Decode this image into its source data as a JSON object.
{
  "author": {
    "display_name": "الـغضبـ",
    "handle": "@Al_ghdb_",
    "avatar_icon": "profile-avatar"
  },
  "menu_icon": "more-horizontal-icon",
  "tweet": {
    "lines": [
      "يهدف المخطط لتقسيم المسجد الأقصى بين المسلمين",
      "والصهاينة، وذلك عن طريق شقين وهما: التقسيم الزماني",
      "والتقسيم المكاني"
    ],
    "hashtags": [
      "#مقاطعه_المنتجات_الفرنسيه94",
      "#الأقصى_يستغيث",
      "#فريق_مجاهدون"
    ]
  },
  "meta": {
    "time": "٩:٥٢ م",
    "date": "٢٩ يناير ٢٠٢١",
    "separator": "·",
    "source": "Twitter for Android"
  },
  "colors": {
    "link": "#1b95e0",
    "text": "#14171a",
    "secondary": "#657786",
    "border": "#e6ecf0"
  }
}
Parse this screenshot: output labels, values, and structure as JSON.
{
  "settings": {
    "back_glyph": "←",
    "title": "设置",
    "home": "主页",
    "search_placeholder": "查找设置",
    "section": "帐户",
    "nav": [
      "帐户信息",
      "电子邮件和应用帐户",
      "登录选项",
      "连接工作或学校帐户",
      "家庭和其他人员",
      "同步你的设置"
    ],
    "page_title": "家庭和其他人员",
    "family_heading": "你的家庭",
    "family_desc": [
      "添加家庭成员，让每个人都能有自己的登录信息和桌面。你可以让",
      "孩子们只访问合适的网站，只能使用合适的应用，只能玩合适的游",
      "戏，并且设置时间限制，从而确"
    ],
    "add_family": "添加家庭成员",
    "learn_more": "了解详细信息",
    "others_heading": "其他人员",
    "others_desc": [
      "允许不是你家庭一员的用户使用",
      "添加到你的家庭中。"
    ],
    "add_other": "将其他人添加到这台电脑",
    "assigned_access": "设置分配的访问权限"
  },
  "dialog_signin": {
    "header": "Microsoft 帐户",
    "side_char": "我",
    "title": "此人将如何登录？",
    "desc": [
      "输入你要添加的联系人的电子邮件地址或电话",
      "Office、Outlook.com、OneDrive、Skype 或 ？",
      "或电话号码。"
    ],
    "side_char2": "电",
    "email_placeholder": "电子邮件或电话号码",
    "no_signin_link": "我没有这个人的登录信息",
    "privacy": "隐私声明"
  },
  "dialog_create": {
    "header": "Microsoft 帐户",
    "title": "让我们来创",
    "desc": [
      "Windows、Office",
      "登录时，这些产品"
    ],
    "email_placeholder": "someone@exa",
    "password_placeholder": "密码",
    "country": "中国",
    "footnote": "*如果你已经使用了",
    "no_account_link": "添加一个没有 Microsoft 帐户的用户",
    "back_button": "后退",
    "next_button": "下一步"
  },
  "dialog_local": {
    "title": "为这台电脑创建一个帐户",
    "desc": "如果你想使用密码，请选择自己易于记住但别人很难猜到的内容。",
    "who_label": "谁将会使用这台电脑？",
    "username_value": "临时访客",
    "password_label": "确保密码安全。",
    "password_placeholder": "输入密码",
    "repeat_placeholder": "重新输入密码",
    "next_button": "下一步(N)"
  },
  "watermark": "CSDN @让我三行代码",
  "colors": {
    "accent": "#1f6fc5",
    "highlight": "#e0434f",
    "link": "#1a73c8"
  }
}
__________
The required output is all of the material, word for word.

Decode this image into its source data as a JSON object.
{
  "author": {
    "display_name": "الـغضبـ",
    "handle": "@Al_ghdb_",
    "avatar_icon": "profile-avatar"
  },
  "menu_icon": "more-horizontal-icon",
  "tweet": {
    "lines": [
      "يهدف المخطط لتقسيم المسجد الأقصى بين المسلمين",
      "والصهاينة، وذلك عن طريق شقين وهما: التقسيم الزماني",
      "والتقسيم المكاني"
    ],
    "hashtags": [
      "#مقاطعه_المنتجات_الفرنسيه94",
      "#الأقصى_يستغيث",
      "#فريق_مجاهدون"
    ]
  },
  "meta": {
    "time": "٩:٥٢ م",
    "date": "٢٩ يناير ٢٠٢١",
    "separator": "·",
    "source": "Twitter for Android"
  },
  "colors": {
    "link": "#1b95e0",
    "text": "#14171a",
    "secondary": "#657786",
    "border": "#e6ecf0"
  }
}
Parse this screenshot: output labels, values, and structure as JSON.
{
  "settings": {
    "back_glyph": "←",
    "title": "设置",
    "home": "主页",
    "search_placeholder": "查找设置",
    "section": "帐户",
    "nav": [
      "帐户信息",
      "电子邮件和应用帐户",
      "登录选项",
      "连接工作或学校帐户",
      "家庭和其他人员",
      "同步你的设置"
    ],
    "page_title": "家庭和其他人员",
    "family_heading": "你的家庭",
    "family_desc": [
      "添加家庭成员，让每个人都能有自己的登录信息和桌面。你可以让",
      "孩子们只访问合适的网站，只能使用合适的应用，只能玩合适的游",
      "戏，并且设置时间限制，从而确"
    ],
    "add_family": "添加家庭成员",
    "learn_more": "了解详细信息",
    "others_heading": "其他人员",
    "others_desc": [
      "允许不是你家庭一员的用户使用",
      "添加到你的家庭中。"
    ],
    "add_other": "将其他人添加到这台电脑",
    "assigned_access": "设置分配的访问权限"
  },
  "dialog_signin": {
    "header": "Microsoft 帐户",
    "side_char": "我",
    "title": "此人将如何登录？",
    "desc": [
      "输入你要添加的联系人的电子邮件地址或电话",
      "Office、Outlook.com、OneDrive、Skype 或 ？",
      "或电话号码。"
    ],
    "side_char2": "电",
    "email_placeholder": "电子邮件或电话号码",
    "no_signin_link": "我没有这个人的登录信息",
    "privacy": "隐私声明"
  },
  "dialog_create": {
    "header": "Microsoft 帐户",
    "title": "让我们来创",
    "desc": [
      "Windows、Office",
      "登录时，这些产品"
    ],
    "email_placeholder": "someone@exa",
    "password_placeholder": "密码",
    "country": "中国",
    "footnote": "*如果你已经使用了",
    "no_account_link": "添加一个没有 Microsoft 帐户的用户",
    "back_button": "后退",
    "next_button": "下一步"
  },
  "dialog_local": {
    "title": "为这台电脑创建一个帐户",
    "desc": "如果你想使用密码，请选择自己易于记住但别人很难猜到的内容。",
    "who_label": "谁将会使用这台电脑？",
    "username_value": "临时访客",
    "password_label": "确保密码安全。",
    "password_placeholder": "输入密码",
    "repeat_placeholder": "重新输入密码",
    "next_button": "下一步(N)"
  },
  "watermark": "CSDN @让我三行代码",
  "colors": {
    "accent": "#1f6fc5",
    "highlight": "#e0434f",
    "link": "#1a73c8"
  }
}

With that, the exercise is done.